* [Exercise instructions]
The entries are to be output in full, word for word.

* [Exercise material]
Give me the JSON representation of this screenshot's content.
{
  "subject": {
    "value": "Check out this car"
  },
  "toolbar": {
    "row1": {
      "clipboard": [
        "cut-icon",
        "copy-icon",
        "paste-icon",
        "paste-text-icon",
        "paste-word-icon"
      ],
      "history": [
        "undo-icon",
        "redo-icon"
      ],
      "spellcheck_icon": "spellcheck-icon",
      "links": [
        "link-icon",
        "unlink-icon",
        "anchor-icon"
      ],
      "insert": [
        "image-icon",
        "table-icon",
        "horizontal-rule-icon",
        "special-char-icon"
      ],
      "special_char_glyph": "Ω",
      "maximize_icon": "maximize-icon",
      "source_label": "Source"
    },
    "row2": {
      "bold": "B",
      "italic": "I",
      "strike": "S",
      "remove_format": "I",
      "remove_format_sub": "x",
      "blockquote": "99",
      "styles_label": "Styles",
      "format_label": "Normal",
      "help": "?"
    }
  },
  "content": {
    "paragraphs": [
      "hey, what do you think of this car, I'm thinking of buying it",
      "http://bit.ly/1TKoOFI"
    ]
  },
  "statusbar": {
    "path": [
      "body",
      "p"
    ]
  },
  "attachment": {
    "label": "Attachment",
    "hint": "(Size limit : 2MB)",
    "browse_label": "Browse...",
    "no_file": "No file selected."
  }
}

* [Response below]
Give me the JSON representation of this screenshot's content.
{
  "subject": {
    "value": "Check out this car"
  },
  "toolbar": {
    "row1": {
      "clipboard": [
        "cut-icon",
        "copy-icon",
        "paste-icon",
        "paste-text-icon",
        "paste-word-icon"
      ],
      "history": [
        "undo-icon",
        "redo-icon"
      ],
      "spellcheck_icon": "spellcheck-icon",
      "links": [
        "link-icon",
        "unlink-icon",
        "anchor-icon"
      ],
      "insert": [
        "image-icon",
        "table-icon",
        "horizontal-rule-icon",
        "special-char-icon"
      ],
      "special_char_glyph": "Ω",
      "maximize_icon": "maximize-icon",
      "source_label": "Source"
    },
    "row2": {
      "bold": "B",
      "italic": "I",
      "strike": "S",
      "remove_format": "I",
      "remove_format_sub": "x",
      "blockquote": "99",
      "styles_label": "Styles",
      "format_label": "Normal",
      "help": "?"
    }
  },
  "content": {
    "paragraphs": [
      "hey, what do you think of this car, I'm thinking of buying it",
      "http://bit.ly/1TKoOFI"
    ]
  },
  "statusbar": {
    "path": [
      "body",
      "p"
    ]
  },
  "attachment": {
    "label": "Attachment",
    "hint": "(Size limit : 2MB)",
    "browse_label": "Browse...",
    "no_file": "No file selected."
  }
}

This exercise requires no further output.